● **Action item**: Would you find each line in the entries below with the string "Anfragen" and copy it?

(Page and application data records)
+ + + + +

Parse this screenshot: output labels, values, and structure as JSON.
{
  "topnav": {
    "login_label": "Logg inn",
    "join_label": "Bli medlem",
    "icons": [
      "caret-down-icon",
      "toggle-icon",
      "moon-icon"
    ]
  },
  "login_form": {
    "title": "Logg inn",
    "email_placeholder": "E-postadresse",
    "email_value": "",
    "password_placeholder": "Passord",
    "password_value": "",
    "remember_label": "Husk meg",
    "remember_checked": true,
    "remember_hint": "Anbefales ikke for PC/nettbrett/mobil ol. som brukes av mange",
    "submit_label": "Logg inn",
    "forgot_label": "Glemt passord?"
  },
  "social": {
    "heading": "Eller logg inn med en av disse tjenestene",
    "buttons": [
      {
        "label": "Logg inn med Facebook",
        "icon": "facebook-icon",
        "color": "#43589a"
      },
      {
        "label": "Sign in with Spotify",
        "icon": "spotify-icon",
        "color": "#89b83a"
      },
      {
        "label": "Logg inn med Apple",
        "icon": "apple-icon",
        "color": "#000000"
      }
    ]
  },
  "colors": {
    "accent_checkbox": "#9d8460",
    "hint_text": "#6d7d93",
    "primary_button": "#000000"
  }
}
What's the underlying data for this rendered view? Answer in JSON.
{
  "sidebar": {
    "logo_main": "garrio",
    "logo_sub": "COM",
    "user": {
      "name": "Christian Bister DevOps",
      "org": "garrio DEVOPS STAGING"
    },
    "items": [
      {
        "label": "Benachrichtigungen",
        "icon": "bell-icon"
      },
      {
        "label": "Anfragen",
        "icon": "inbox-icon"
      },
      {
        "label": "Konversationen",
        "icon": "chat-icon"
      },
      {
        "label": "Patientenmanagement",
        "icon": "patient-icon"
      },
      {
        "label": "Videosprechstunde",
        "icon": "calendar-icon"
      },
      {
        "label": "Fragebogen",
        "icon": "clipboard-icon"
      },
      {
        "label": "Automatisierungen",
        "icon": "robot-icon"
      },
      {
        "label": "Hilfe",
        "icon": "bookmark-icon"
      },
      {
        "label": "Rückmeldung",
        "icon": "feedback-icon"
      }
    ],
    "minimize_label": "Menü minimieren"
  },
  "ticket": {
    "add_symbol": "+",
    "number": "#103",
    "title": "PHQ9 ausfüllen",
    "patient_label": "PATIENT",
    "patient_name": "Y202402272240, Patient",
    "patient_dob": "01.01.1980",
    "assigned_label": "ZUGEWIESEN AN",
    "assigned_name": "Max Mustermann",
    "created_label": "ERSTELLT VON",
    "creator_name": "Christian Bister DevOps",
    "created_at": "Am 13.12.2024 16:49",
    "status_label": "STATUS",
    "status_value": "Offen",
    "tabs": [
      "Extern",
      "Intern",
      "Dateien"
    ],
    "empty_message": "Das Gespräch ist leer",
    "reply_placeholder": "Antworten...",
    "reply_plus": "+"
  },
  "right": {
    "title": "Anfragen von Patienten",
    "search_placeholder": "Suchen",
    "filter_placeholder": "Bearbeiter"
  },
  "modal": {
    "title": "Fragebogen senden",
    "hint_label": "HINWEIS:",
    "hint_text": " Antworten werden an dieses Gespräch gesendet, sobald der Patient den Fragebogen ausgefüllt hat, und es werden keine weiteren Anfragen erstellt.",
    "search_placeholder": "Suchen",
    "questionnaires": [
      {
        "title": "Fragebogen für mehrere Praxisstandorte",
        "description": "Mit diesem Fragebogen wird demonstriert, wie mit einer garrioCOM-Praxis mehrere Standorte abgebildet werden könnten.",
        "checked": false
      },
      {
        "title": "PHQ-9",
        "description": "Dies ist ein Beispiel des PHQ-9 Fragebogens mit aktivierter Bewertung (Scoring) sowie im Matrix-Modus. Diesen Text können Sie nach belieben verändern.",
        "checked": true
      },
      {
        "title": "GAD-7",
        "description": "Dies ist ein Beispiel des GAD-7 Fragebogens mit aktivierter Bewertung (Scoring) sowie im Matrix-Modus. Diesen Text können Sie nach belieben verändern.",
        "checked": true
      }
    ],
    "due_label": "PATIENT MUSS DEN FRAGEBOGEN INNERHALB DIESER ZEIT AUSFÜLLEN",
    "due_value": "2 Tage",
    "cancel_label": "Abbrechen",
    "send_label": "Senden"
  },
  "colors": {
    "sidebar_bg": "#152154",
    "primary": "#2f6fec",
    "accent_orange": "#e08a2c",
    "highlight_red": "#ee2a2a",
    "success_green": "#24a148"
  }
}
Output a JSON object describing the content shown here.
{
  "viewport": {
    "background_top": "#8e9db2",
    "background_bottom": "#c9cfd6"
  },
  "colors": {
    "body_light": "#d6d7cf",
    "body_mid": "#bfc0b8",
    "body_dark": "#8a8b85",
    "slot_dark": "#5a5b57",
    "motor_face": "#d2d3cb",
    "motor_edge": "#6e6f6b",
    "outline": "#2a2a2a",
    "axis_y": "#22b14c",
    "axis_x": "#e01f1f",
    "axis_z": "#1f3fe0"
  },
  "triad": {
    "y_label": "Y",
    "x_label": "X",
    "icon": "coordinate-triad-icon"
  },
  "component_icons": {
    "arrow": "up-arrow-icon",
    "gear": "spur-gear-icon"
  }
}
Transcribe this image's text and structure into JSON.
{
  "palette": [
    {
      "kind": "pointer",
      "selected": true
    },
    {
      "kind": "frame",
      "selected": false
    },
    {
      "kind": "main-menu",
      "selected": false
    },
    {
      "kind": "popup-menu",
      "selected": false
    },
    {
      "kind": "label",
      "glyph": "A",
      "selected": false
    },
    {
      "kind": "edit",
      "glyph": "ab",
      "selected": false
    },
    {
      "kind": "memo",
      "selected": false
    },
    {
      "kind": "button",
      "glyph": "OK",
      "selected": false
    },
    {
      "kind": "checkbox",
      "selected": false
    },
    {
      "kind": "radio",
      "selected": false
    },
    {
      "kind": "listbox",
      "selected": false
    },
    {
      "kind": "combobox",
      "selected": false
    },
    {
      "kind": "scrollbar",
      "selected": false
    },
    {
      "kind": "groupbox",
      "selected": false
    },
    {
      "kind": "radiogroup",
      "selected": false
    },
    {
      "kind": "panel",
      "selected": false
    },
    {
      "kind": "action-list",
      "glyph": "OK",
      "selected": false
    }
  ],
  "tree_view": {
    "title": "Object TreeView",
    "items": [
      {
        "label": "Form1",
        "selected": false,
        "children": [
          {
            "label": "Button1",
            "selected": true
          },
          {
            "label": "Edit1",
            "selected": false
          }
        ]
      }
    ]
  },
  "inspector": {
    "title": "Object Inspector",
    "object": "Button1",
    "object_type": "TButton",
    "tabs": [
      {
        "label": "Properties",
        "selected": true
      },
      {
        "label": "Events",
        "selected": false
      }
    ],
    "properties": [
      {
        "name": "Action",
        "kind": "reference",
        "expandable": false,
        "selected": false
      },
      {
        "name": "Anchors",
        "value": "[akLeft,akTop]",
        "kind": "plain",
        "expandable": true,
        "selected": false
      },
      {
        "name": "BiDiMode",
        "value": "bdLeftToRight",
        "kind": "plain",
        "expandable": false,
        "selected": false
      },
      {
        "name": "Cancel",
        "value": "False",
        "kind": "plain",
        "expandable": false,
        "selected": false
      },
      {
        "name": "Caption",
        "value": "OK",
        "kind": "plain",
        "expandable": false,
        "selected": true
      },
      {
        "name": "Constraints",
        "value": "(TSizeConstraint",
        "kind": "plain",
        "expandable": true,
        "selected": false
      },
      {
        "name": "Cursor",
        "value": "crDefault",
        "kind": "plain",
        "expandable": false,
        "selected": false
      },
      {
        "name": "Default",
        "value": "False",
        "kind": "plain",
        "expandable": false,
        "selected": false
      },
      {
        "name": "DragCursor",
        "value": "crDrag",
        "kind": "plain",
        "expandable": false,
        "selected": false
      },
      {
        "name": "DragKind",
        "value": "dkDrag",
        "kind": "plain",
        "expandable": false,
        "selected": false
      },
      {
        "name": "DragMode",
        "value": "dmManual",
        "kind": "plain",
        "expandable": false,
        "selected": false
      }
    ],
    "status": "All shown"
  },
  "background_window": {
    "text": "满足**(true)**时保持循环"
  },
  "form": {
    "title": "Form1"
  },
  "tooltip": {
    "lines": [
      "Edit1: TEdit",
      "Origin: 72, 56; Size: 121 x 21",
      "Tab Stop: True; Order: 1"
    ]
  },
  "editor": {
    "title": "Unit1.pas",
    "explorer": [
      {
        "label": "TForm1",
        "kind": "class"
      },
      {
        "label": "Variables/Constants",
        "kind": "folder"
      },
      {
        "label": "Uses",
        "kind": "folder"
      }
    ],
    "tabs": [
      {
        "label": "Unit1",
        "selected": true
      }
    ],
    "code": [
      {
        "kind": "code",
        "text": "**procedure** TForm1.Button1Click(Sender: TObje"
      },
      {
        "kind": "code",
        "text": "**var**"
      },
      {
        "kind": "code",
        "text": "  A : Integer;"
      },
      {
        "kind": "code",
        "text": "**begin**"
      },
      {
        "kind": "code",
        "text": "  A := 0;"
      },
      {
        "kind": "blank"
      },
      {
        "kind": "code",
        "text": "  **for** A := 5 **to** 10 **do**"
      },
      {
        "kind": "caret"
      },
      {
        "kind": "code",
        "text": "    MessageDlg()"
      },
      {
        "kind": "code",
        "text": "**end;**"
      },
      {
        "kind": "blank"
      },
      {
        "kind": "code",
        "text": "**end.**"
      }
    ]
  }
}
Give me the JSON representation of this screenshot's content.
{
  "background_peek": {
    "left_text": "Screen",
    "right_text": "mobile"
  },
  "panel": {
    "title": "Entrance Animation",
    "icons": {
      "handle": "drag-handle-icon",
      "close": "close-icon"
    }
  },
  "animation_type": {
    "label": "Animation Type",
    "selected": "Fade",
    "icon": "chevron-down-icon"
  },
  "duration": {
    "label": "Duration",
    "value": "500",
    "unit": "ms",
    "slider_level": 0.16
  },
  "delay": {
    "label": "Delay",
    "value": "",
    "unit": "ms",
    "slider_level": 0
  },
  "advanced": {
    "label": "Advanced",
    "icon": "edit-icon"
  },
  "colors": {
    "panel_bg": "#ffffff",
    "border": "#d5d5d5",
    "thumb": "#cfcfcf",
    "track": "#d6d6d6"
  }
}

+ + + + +

● **Answer to this task**:
        "label": "Anfragen",
    "title": "Anfragen von Patienten",
    "hint_text": " Antworten werden an dieses Gespräch gesendet, sobald der Patient den Fragebogen ausgefüllt hat, und es werden keine weiteren Anfragen erstellt.",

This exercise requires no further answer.